*Work to be completed*
Below are records; reply with nothing but the number of lines in them that contain "content".

*Records for the task*

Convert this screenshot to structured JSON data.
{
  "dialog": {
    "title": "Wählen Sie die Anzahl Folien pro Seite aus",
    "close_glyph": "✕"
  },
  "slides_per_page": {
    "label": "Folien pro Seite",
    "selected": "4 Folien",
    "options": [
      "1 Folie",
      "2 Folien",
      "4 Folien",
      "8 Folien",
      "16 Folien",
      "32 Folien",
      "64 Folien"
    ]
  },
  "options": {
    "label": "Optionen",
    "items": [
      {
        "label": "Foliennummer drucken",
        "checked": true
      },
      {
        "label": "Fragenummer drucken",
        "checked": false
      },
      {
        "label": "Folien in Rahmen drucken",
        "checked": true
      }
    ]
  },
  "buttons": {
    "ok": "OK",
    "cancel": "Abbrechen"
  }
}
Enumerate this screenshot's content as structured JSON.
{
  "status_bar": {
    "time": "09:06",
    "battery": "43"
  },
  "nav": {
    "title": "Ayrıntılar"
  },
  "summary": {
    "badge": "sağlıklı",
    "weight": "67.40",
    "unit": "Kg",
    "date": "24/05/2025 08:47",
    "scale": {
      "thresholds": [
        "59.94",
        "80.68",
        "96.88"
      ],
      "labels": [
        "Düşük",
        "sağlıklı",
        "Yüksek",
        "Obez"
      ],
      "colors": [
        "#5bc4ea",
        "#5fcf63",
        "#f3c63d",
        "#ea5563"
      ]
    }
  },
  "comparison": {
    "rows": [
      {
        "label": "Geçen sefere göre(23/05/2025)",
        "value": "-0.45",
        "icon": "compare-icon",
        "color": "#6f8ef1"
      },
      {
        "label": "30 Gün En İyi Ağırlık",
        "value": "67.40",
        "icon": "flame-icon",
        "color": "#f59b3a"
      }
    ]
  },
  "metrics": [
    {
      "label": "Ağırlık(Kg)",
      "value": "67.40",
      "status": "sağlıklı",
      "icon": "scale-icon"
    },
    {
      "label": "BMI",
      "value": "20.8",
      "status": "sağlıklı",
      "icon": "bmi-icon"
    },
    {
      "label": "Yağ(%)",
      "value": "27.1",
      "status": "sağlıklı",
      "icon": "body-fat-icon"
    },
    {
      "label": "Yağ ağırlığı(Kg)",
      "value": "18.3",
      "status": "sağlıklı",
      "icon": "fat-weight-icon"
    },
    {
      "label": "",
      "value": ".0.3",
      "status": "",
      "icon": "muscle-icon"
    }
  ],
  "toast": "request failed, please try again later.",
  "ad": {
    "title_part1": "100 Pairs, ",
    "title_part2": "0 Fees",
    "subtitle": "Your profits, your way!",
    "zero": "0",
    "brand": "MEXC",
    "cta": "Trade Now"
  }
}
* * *
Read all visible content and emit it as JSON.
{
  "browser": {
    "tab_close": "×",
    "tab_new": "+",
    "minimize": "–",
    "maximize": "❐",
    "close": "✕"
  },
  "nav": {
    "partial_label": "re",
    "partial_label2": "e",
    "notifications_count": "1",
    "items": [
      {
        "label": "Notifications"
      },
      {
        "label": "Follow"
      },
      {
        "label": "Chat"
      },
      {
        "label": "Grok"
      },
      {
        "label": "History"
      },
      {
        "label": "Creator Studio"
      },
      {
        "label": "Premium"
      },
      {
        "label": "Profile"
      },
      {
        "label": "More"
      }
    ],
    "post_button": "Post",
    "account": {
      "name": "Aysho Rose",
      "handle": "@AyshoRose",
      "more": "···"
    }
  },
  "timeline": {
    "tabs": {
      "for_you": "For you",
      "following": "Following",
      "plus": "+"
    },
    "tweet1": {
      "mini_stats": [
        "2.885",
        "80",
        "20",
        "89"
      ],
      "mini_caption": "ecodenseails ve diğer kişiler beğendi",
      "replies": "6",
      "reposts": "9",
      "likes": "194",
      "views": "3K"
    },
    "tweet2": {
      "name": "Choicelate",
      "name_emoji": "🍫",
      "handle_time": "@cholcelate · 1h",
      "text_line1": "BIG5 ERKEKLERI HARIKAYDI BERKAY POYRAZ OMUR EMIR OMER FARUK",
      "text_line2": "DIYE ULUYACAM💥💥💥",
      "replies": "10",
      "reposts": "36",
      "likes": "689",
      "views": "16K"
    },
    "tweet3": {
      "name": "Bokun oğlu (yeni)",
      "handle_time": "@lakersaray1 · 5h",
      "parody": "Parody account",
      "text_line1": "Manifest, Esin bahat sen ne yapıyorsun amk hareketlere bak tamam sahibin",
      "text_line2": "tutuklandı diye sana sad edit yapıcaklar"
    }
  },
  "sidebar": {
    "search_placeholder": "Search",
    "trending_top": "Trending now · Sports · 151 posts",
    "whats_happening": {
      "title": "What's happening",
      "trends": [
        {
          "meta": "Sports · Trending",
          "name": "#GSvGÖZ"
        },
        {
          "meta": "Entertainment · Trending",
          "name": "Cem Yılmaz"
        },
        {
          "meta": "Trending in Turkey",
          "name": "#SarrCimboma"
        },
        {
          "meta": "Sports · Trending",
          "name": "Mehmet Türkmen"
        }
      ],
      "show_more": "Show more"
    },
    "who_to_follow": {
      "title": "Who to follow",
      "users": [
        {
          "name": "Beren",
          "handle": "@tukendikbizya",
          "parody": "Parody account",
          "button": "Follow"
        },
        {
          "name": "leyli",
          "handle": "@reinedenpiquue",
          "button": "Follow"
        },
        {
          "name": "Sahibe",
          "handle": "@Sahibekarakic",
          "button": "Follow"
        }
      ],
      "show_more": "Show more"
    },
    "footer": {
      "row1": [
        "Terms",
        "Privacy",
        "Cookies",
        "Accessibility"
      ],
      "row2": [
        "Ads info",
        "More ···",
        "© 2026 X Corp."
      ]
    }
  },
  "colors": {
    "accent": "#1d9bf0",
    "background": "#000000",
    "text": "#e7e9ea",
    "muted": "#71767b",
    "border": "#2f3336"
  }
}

*Result*
2